Patience doesn’t mean hiding your annoyance or anger. It's coming to a place of real acceptance of others and acknowledging that you too have flaws.

Patience doesn’t mean that I am good at hiding my annoyance or anger. It means coming to a place of real acceptance of others, acknowledging that I too have flaws and traits that others need to tolerate and carry as well. It means being in a place where I can think clearly about how to respond appropriately in challenging situations and not just be reactive.

Ultimately, a truly patient person continues to be kind to his or her irritator, not withholding help or disconnecting. A patient person does not drop a relationship just because the going gets rough.

When the Torah calls God a “long-suffering King” it is referring to the patience of God. We go against God’s will often and He bears it patiently, knowing that we are human, make mistakes or even willfully transgress His directives. He waits for us to return, to learn from our mistakes and grow, even though we have insulted Him, so to speak. In the meantime, He doesn’t disconnect or withhold His kindness from us.

The Talmud teaches that we will be asked this question at the time of final judgment: “Did you crown your friend upon you with a calm spirit?” The question means, did we carry the burden of others with patience and kindness?

Practical Steps to Patience

  1. Be aware of situations where you have trouble tolerating the pain others stir up in you without disconnecting, making a face or snarky remark, getting angry or worse.
  2. Pick one recurring situation you would like to work on.
  3. Visualize the way you would ideally like to handle this situation with calmness, accepting the flaw or poor behavior of the person and responding in a kind way.
  4. Practice these behaviors externally, even if you are irritated or boiling on the inside. This could take a very long time to put into practice. Don’t give up even if you keep failing
  5. As you have success with #4 you should find that you are feeling calmer inside. A principle in Judaism says that external behaviors impact us internally.
  6. Believe you can do this!
  7. Keep practicing.
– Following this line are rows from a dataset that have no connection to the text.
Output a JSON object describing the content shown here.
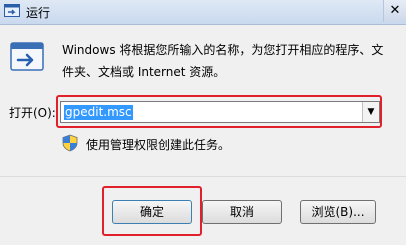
{
  "window": {
    "title": "运行",
    "close_glyph": "✕"
  },
  "dialog": {
    "description": "Windows 将根据您所输入的名称，为您打开相应的程序、文件夹、文档或 Internet 资源。",
    "open_label": "打开(O):",
    "input_value": "gpedit.msc",
    "admin_note": "使用管理权限创建此任务。"
  },
  "buttons": {
    "ok": "确定",
    "cancel": "取消",
    "browse": "浏览(B)..."
  },
  "icons": {
    "app": "run-app-icon",
    "run": "run-program-icon",
    "shield": "uac-shield-icon",
    "dropdown": "chevron-down-icon"
  },
  "colors": {
    "highlight_outline": "#e0212b",
    "selection": "#3399ff"
  }
}
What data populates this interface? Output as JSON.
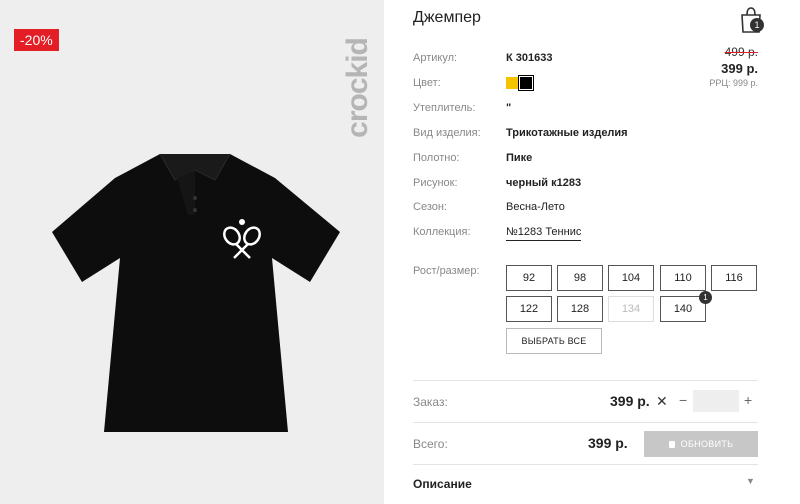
{
  "product": {
    "title": "Джемпер",
    "discount_badge": "-20%",
    "brand": "crockid",
    "old_price": "499 р.",
    "new_price": "399 р.",
    "rrc": "РРЦ: 999 р.",
    "cart_count": "1"
  },
  "attributes": [
    {
      "label": "Артикул:",
      "value": "К 301633"
    },
    {
      "label": "Цвет:",
      "value": ""
    },
    {
      "label": "Утеплитель:",
      "value": "\""
    },
    {
      "label": "Вид изделия:",
      "value": "Трикотажные изделия"
    },
    {
      "label": "Полотно:",
      "value": "Пике"
    },
    {
      "label": "Рисунок:",
      "value": "черный к1283"
    },
    {
      "label": "Сезон:",
      "value": "Весна-Лето"
    },
    {
      "label": "Коллекция:",
      "value": "№1283 Теннис"
    }
  ],
  "colors": {
    "swatch_yellow": "#f5c400",
    "swatch_black": "#000000",
    "discount": "#e31e24"
  },
  "sizes": {
    "label": "Рост/размер:",
    "items": [
      "92",
      "98",
      "104",
      "110",
      "116",
      "122",
      "128",
      "134",
      "140"
    ],
    "selected_badge": "1",
    "select_all": "ВЫБРАТЬ ВСЕ"
  },
  "order": {
    "label": "Заказ:",
    "price": "399 р.",
    "clear": "✕",
    "minus": "−",
    "plus": "+",
    "quantity": ""
  },
  "total": {
    "label": "Всего:",
    "price": "399 р.",
    "update_button": "ОБНОВИТЬ"
  },
  "description": {
    "label": "Описание",
    "chevron": "▼"
  }
}
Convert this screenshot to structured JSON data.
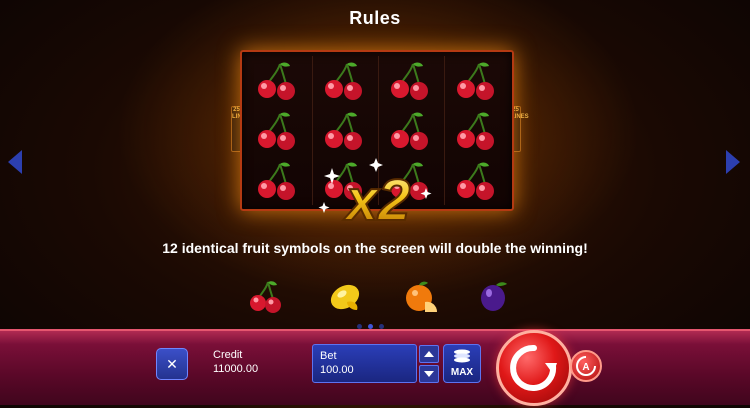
{
  "header": {
    "title": "Rules"
  },
  "reels": {
    "lines_label": "25 LINES",
    "symbol": "cherry",
    "columns": 4,
    "rows": 3
  },
  "multiplier": "x2",
  "description": "12 identical fruit symbols on the screen will double the winning!",
  "fruits": [
    "cherry",
    "lemon",
    "orange",
    "plum"
  ],
  "pagination": {
    "total": 3,
    "active": 2
  },
  "bottom_bar": {
    "credit_label": "Credit",
    "credit_value": "11000.00",
    "bet_label": "Bet",
    "bet_value": "100.00",
    "max_label": "MAX"
  },
  "colors": {
    "accent_blue": "#2c3fb0",
    "bar_red": "#7a0f38",
    "spin_red": "#e01818",
    "gold": "#f5c518"
  }
}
Every day will give you new opportunities.

*Rabbi Moshe Chaim Luzatto, Mesilas Yesharim. Chapter on nekias/cleanliness)